Dr. Lo and colleagues analyzed the records of 3,854 patients who were hospitalized with COVID-19 at New York-Presbyterian/Weill Cornell Medical Center, New York-Presbyterian Queens, and New York-Presbyterian Lower Manhattan Hospital in the first few months of the pandemic in the United States to better understand this important but mysterious aspect of COVID-19.

In contrast, hyperglycemia in COVID-19 patients is mainly caused by insulin resistance, in which insulin is present but the tissues it normally acts upon are no longer sensitive to it.

Dr. Moritz Reiterer

They discovered that a shockingly high percentage of these individuals (49.7%) had hyperglycemia or developed it throughout their hospital stays. Hyperglycemia was also related with poorer outcomes in these COVID-19 patients.

Patients with hyperglycemia were 9 times more likely to develop severe lung dysfunction (acute respiratory distress syndrome, or ARDS), 15 times more likely to require mechanical ventilation, and 3 times more likely to die than patients with normal blood sugar levels.

Surprisingly, the researchers discovered that hyperglycemia and the dangerous hazards it carries also occur in other types of severe lung dysfunction that aren’t caused by COVID-19. They detected it in the same percentage in COVID-19-associated ARDS cases as in non-COVID-19-associated ARDS cases, such as severe influenza or bacterial pneumonia.
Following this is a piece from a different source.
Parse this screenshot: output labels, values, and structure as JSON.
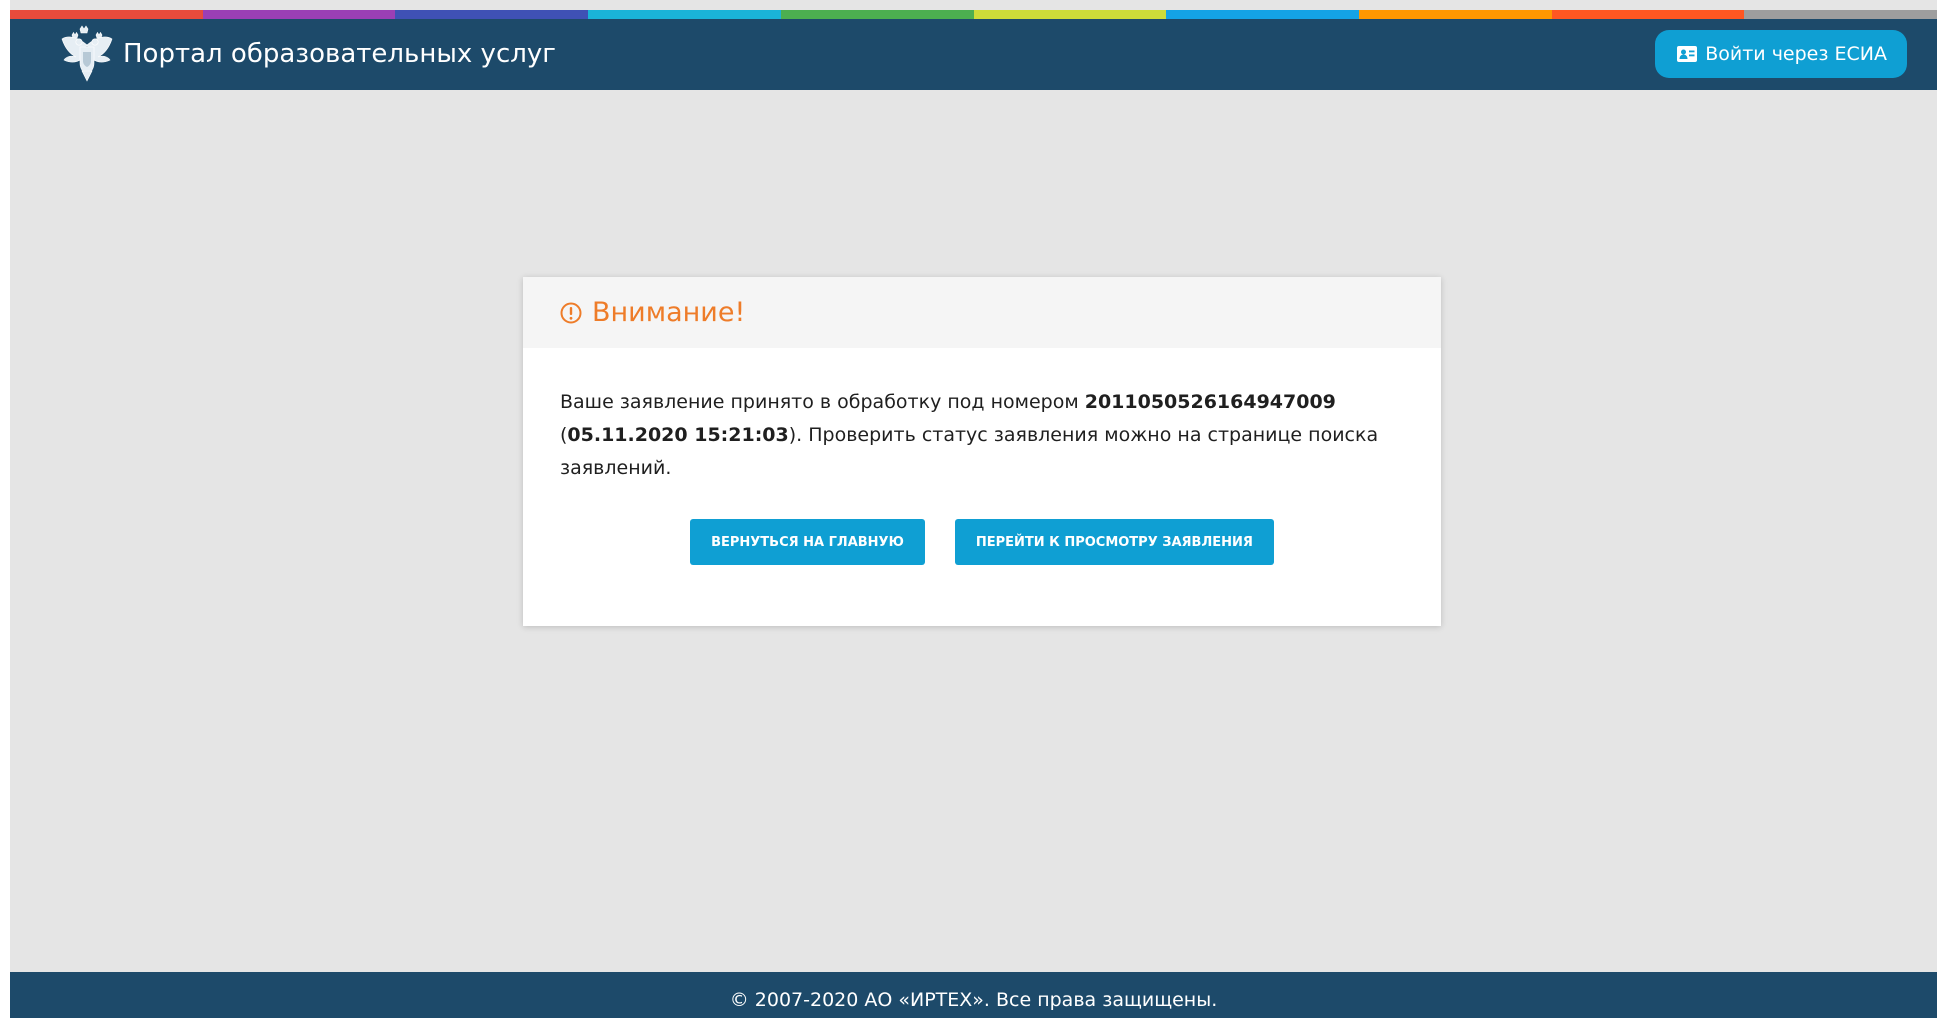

Hyperglycemia in the latter cases, on the other hand, appeared to be mostly caused by the death or malfunction of beta cells, which produce insulin, the main hormone that regulates blood sugar levels.

“In contrast, hyperglycemia in COVID-19 patients is mainly caused by insulin resistance, in which insulin is present but the tissues it normally acts upon are no longer sensitive to it,” said first author Dr. Moritz Reiterer, a postdoctoral fellow in Dr. Lo’s laboratory.

Further testing revealed that the COVID-19 ARDS patients’ blood levels of adiponectin, a hormone produced by fat cells that normally protect against diabetes by improving insulin sensitivity, had significantly decreased.

It’s unclear how SARS-CoV-2 affects fat cell adiponectin synthesis. It could do so inadvertently by increasing overall inflammation, which destroys fat cells.

However, the researchers discovered that SARS-CoV-2 can infect human and mouse fat cells, implying that the virus may directly affect adiponectin production in COVID-19 patients.

The findings provide a new viewpoint on COVID-19, including a new explanation for why some persons have worse COVID-19 outcomes.

“Patients with obesity, for example, maybe more vulnerable to COVID-19 because they may already have some degree of insulin resistance and fat cell dysfunction, and possibly their fat cells are more susceptible to infection,” Dr. Lo said.

The findings also imply that thiazolidinediones, a family of diabetic medicines that stimulate adiponectin production, could be effective in treating COVID-19 when it comes with hyperglycemia. Before this may be used in clinical practice, more research is required.

Dr. Lo is now looking at whether COVID-19-induced hyperglycemia persists and progresses to diabetes following COVID-19 treatment.

Dr. Lo led the study in collaboration with other investigators at Weill Cornell Medicine and NewYork-Presbyterian including Dr. Laura Alonso, chief of the Division of Endocrinology, Diabetes and Metabolism at Weill Cornell Medicine and NewYork-Presbyterian/Weill Cornell Medical Center and the Herbert J. and Ann L. Siegel Distinguished Professor of Medicine at Weill Cornell Medicine, Dr. Robert Schwartz, associate professor of medicine in the Division of Gastroenterology and Hepatology at Weill Cornell Medicine and a gastroenterologist at NewYork-Presbyterian/Weill Cornell Medical Center, Dr. Edward Schenck, assistant professor of clinical medicine in the Division of Pulmonary and Critical Care Medicine at Weill Cornell Medicine and a pulmonologist at NewYork-Presbyterian/Weill Cornell Medical Center, and Dr. Monika Safford, chief of the Division of General Internal Medicine at Weill Cornell Medicine and NewYork-Presbyterian/Weill Cornell Medical Center and the John J. Kuiper Professor of Medicine at Weill Cornell Medicine.

Dr. Robert E. Schwartz is a paid member of Miromatrix Inc.’s scientific advisory board. Dr. Schwartz works for Alnylam Inc. as a paid speaker and consultant.